 “Are you Chinese?” Raven asked.

“No. I’m Filipino.”

“What’s that?”

“My mom is from the Philippines.”

“What’s the Philippines?”

 “A bunch of islands in the Pacific Ocean.”

“Oh. Is your dad from there, too?”

“No. He’s white.”

Raven touched her stubby ponytail. Her hair was coarse and dry and pieces on the side had fallen out of the ponytail and stuck out in all directions. “I like your hair,” Raven said.

 “Thank you,” Magdalena said, and she looked at Raven’s book bag. She could tell it was brand new. “I like your book bag.”

“Thanks,” Raven said.

Magda’s mother appeared behind her in the family sedan.

“My mom’s here,” Magda said. “I gotta go.”

“Okay. See you tomorrow.”

When Magdalena got in her mother’s car and shut the door, she waved at Raven, who was still sitting there with her bag.

 “Who is that?” her mother asked. They made their way out of the school’s driveway and onto the road. Magdalena turned around to see if she could still see Raven. She couldn’t.

 “My new friend,” Magdalena said. “Her name is Raven.”

Her mother pointed at a group of white girls walking along the sidewalk.

“Oy, Magda,” her mother said. “Why couldn’t you make friends like that?”


At morning recess the next day, Raven asked Magdalena if she could braid her hair. Raven sat behind her under the shade of one of the enormous magnolia trees, then separated Magda’s long black hair into three groups of locks.

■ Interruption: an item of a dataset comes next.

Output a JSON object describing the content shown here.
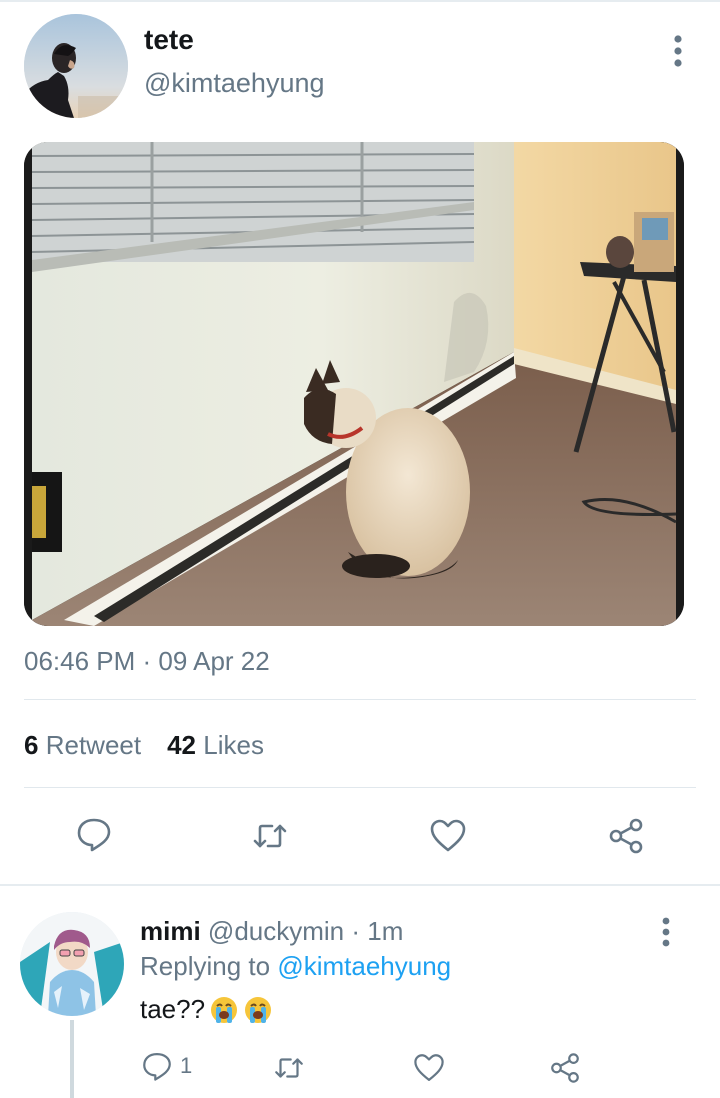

“I wish I had good hair,” Raven said, as she twisted and pulled. “White girls always have pretty hair.”

“But I’m Filipino.”

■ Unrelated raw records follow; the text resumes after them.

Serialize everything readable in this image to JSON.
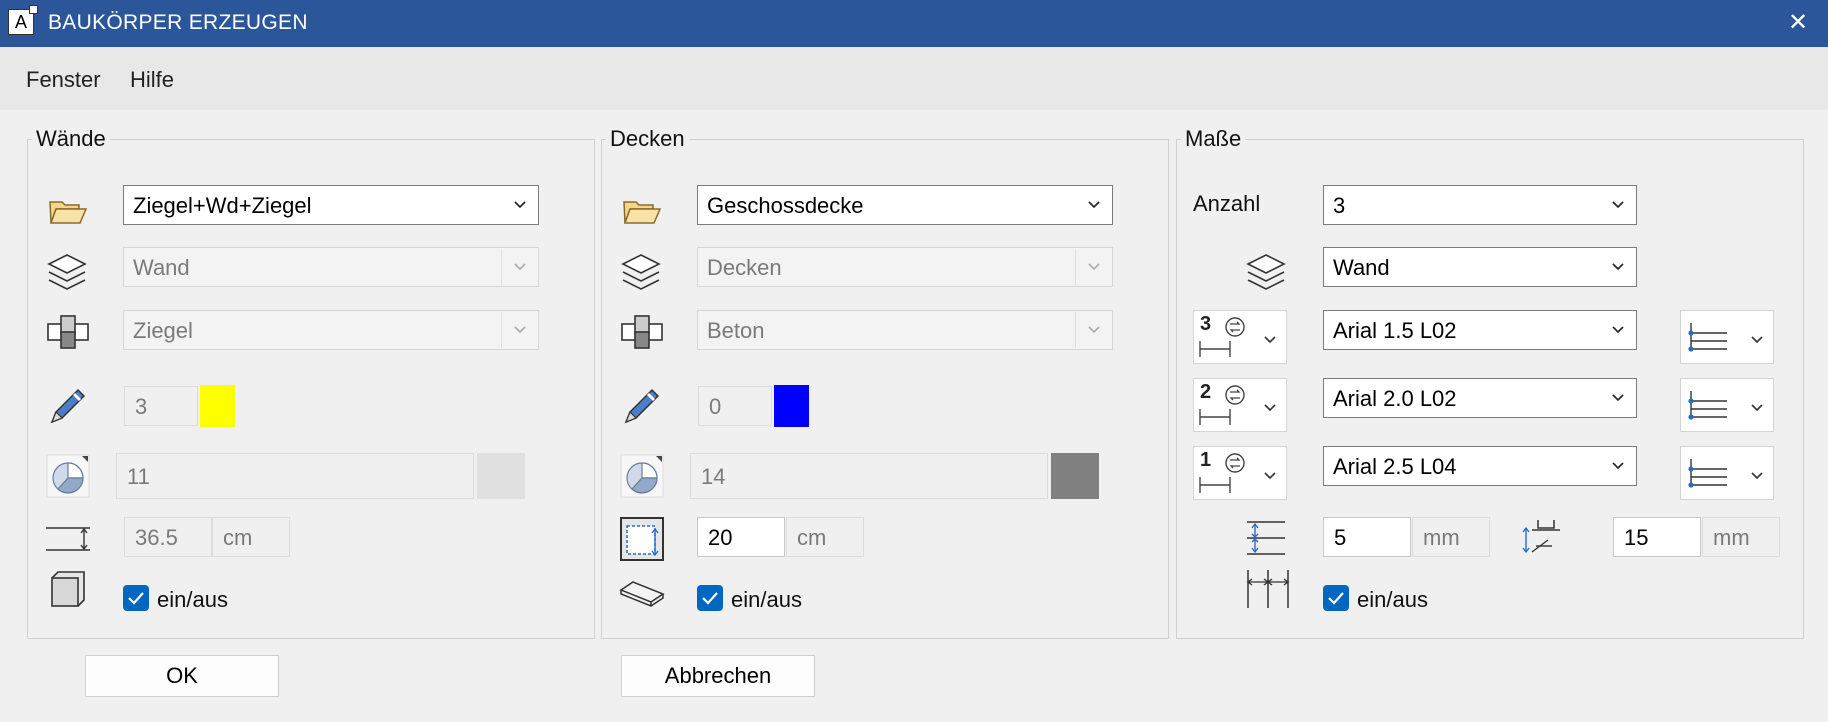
{
  "window": {
    "title": "BAUKÖRPER ERZEUGEN",
    "close_glyph": "✕",
    "app_icon_letter": "A"
  },
  "menu": {
    "items": [
      "Fenster",
      "Hilfe"
    ]
  },
  "walls": {
    "title": "Wände",
    "style_value": "Ziegel+Wd+Ziegel",
    "layer_value": "Wand",
    "material_value": "Ziegel",
    "pen_value": "3",
    "pen_color": "#ffff00",
    "fill_value": "11",
    "fill_color": "#e0e0e0",
    "thickness_value": "36.5",
    "thickness_unit": "cm",
    "toggle_label": "ein/aus",
    "toggle_checked": true
  },
  "ceilings": {
    "title": "Decken",
    "style_value": "Geschossdecke",
    "layer_value": "Decken",
    "material_value": "Beton",
    "pen_value": "0",
    "pen_color": "#0000ff",
    "fill_value": "14",
    "fill_color": "#808080",
    "thickness_value": "20",
    "thickness_unit": "cm",
    "toggle_label": "ein/aus",
    "toggle_checked": true
  },
  "dimensions": {
    "title": "Maße",
    "count_label": "Anzahl",
    "count_value": "3",
    "layer_value": "Wand",
    "rows": [
      {
        "level": "3",
        "font": "Arial 1.5 L02"
      },
      {
        "level": "2",
        "font": "Arial 2.0 L02"
      },
      {
        "level": "1",
        "font": "Arial 2.5 L04"
      }
    ],
    "spacing_value": "5",
    "spacing_unit": "mm",
    "offset_value": "15",
    "offset_unit": "mm",
    "toggle_label": "ein/aus",
    "toggle_checked": true
  },
  "buttons": {
    "ok": "OK",
    "cancel": "Abbrechen"
  },
  "colors": {
    "titlebar": "#2b579a",
    "accent": "#0067c0"
  }
}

“Same thing.”

Not really, Magda thought. White girls don’t have slanty eyes and stubby eyelashes.

“Do you wash your hair every day?” Raven asked.

“Yeah. Don’t you?”

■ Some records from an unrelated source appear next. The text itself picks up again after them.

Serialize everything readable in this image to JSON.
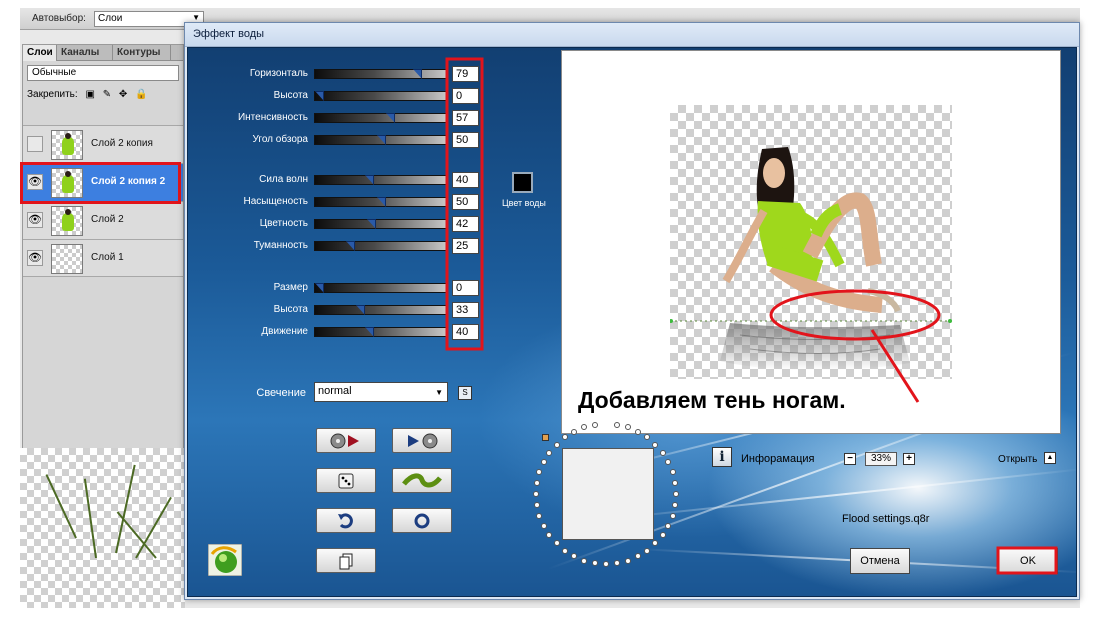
{
  "photoshop": {
    "autoselect_label": "Автовыбор:",
    "autoselect_value": "Слои",
    "panel_tabs": [
      "Слои",
      "Каналы",
      "Контуры"
    ],
    "blend_mode": "Обычные",
    "lock_label": "Закрепить:",
    "layers": [
      {
        "name": "Слой 2 копия",
        "visible": false,
        "selected": false
      },
      {
        "name": "Слой 2 копия 2",
        "visible": true,
        "selected": true
      },
      {
        "name": "Слой 2",
        "visible": true,
        "selected": false
      },
      {
        "name": "Слой 1",
        "visible": true,
        "selected": false
      }
    ]
  },
  "plugin": {
    "title": "Эффект воды",
    "group1": [
      {
        "label": "Горизонталь",
        "value": "79",
        "level": 0.79
      },
      {
        "label": "Высота",
        "value": "0",
        "level": 0.0
      },
      {
        "label": "Интенсивность",
        "value": "57",
        "level": 0.57
      },
      {
        "label": "Угол обзора",
        "value": "50",
        "level": 0.5
      }
    ],
    "group2": [
      {
        "label": "Сила волн",
        "value": "40",
        "level": 0.4
      },
      {
        "label": "Насыщеность",
        "value": "50",
        "level": 0.5
      },
      {
        "label": "Цветность",
        "value": "42",
        "level": 0.42
      },
      {
        "label": "Туманность",
        "value": "25",
        "level": 0.25
      }
    ],
    "group3": [
      {
        "label": "Размер",
        "value": "0",
        "level": 0.0
      },
      {
        "label": "Высота",
        "value": "33",
        "level": 0.33
      },
      {
        "label": "Движение",
        "value": "40",
        "level": 0.4
      }
    ],
    "water_color_label": "Цвет воды",
    "water_color": "#000000",
    "glow_label": "Свечение",
    "glow_value": "normal",
    "glow_button": "S",
    "info_label": "Инфорамация",
    "zoom": "33%",
    "open_label": "Открыть",
    "settings_file": "Flood settings.q8r",
    "cancel_label": "Отмена",
    "ok_label": "OK",
    "caption": "Добавляем тень ногам.",
    "highlight_color": "#e2141b",
    "tool_icons": [
      "play-forward-icon",
      "play-back-icon",
      "dice-icon",
      "wave-icon",
      "undo-icon",
      "reset-icon",
      "copy-icon"
    ]
  }
}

“No. My mom wraps it for me every Sunday.”

“Wraps it in what?”

“She puts all kinds of stuff in it and then she wraps it in this headband thing, and then I go to sleep and she fixes it the next morning.”

Magda had no idea what she was talking about, but she didn’t ask.

“What do you want to be when you grow up?” Raven asked.

“I don’t know. What do you want to be?”

 “I want to be a dancer.”

“Do you take dance classes?”

“No. My mom won’t let me. She says they’re too expensive.” She continued twisting and pulling. “Do you have any brothers or sisters?”

“No. Do you?”

“I have a brother. He’s in the Army.”

Danielle and her friends had been out of sight when Raven and Magda sat down, but a game of chase now brought them near the magnolia tree. When Danielle saw them, she whispered to her friends, walked over, and put her hands on her hips. Her legs stuck out of her denim skirt like two twigs.

 “You shouldn’t let Butterball touch your hair,” Danielle said. She leaned on one leg. “You’re gonna get lice.”

Magdalena didn’t know what to say, so she said nothing.

“I’m serious,” Danielle said. “You shouldn’t let someone like Butterball touch your pretty Chinese hair.”

“She’s not Chinese,” Raven said.

 “So? She looks Chinese to me. Except she’s got dark skin. So maybe she’s Chinese-and-black mixed.” She stuck her tongue out and pretended to be puking. “But she still has pretty hair. And now you’re gonna give her lice.”

 “I don’t have lice,” Raven said.

Danielle looked at Magda, told her that she better wash her hair the minute she got home then disappeared down the playground with her friends.


That afternoon, when Magda and her mother pulled out of the school driveway, Magdalena asked her mother what “lice” were.

“Bugs,” her mother said, and she immediately looked in the rearview mirror.

“Why? That new friend give you lice?”

“No. I was just wondering what it was.” Magda looked in the side mirror at Raven as they pulled away. Raven grew smaller and smaller. When she was finally out of sight, Magda unbraided all her hair.


Erin Estrada Kelly published more than 30 short stories worldwide. She’s been nominated for the Philippines Free Press Literary Award and the Pushcart Prize. HarperCollins will release her debut novel—about a Filipina girl growing up in the South—next year. Read more at erinentradakelly.com.